A federal judge in Los Angeles refused on Monday to throw out a class action against Toyota Motor Corp. over defective headlights on their Prius vehicles.
The case alleges that Toyota failed to inform consumers that the headlights on recent-model Priuses can sporadically turn on and off, creating a safety hazard.
U.S. District Judge Manuel Real concluded that the plaintiffs sufficiently allege that the defect could pose an "unreasonable safety risk" to consumers.
The claims are unrelated to separate allegations involving sudden unintended acceleration; Toyota recalled more than 8 million vehicles and faces more than 200 lawsuits in multidistrict litigation involving those alleged defects.
"Lots of people feel this is a safety hazard," said Melissa Harnett, a partner at Wasserman, Comden, Casselman & Esensten in Los Angeles, one of the plaintiffs lawyers in the headlight case, following arguments on Monday. "We think it's just as much of a safety defect [as the acceleration problem] because the law requires operating headlights."
The suit, which was filed in May 2009, is one of three class actions pending against Toyota over defective Prius headlights. A second action, filed on Feb. 16, has been joined with the first. A third case, filed in August 2009, is pending in Los Angeles County, Calif., Superior Court.
The lawsuit was brought on behalf of a proposed class of consumers who purchased the optional high-intensity discharge, or HID, headlight system for their 2006 through 2010 Priuses. The standard Prius is equipped with halogen headlights.
Although Toyota has not acknowledged the headlight failures, more than 1,000 consumers have filed complaints with the National Highway Traffic Safety Administration, according to the amended complaint, which was filed in December 2009. The agency opened a preliminary investigation but declined to order a recall, according to the amended complaint.
The suit alleges that dealerships, upon learning of the problem, either have done nothing or replaced the headlight systems with "equally defective parts" at costs of up to $1,800.

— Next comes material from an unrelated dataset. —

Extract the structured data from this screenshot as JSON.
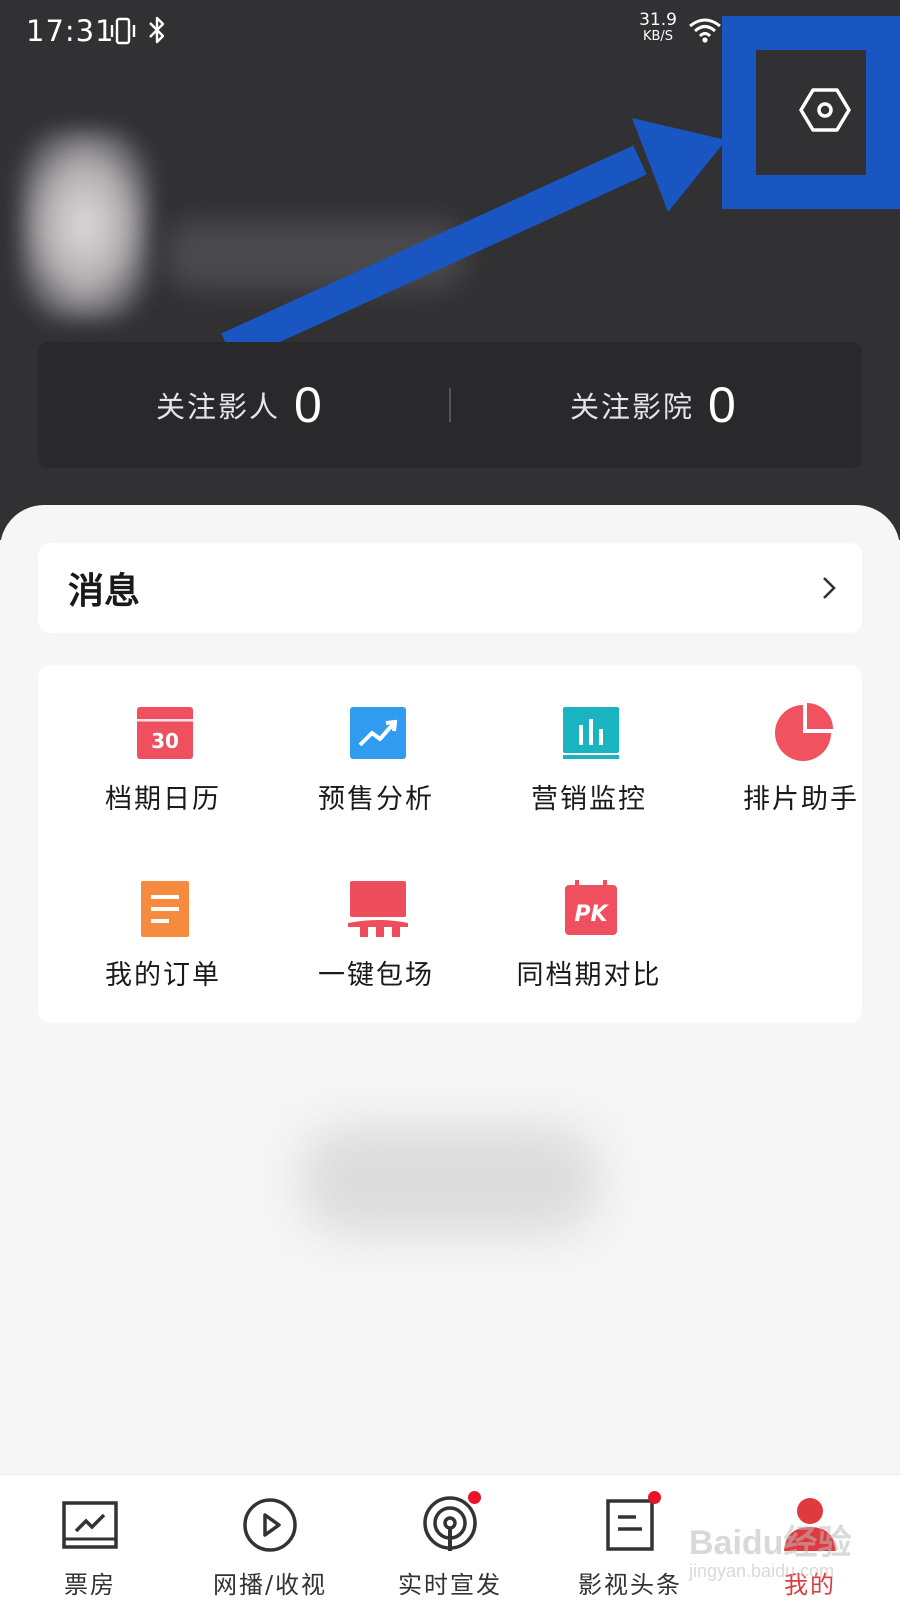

Meanwhile, they claim, the headlights present a considerable safety risk to consumers.
"These intermittent headlight failures are repeated and unpredictable, resulting in a great deal of confusion and concern for Prius owners," plaintiffs attorneys wrote in their amended complaint. "Reasonable consumers, like Plaintiffs, expect and assume that a vehicle's headlights are safe and will not suddenly and repeatedly shut off during use."
The suit seeks restitution for a nationwide class under California's Unfair Competition Law and its Consumers Legal Remedies Act.

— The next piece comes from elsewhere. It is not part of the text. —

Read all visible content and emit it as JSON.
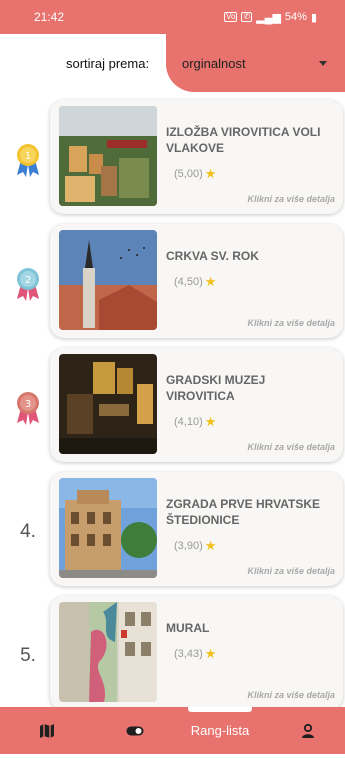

In a motion to dismiss, Toyota's lawyers argued that most of the alleged defects occurred at least one year after the plaintiffs purchased their vehicles -- often after the warranty period expired.
"Although not expressly alleged, Plaintiffs apparently believe that their HID headlights should operate for some undisclosed period of time beyond Toyota's express warranty covering Plaintiffs' Prius vehicles," Toyota's lawyers wrote in their dismissal motion. "Toyota brings this Motion to Dismiss because headlights are clearly maintenance parts on a vehicle that have a finite life and will likely fail at some point during the useful life of the vehicles; and thus, Plaintiffs' claims are fatally flawed."
Toyota's lawyers questioned the risks posed by headlight failures.
"Headlight failure, while posing a potential safety risk if such failure involves both headlights simultaneously at night, does not present an unreasonably dangerous condition because headlight failure is a known and inevitable risk that every vehicle operator accepts when operating any vehicle with any type of headlight at night," they wrote. (Italics in the original.)
A lawyer for Toyota, Michael Mallow, a partner in the Los Angeles office of Loeb & Loeb, declined to comment.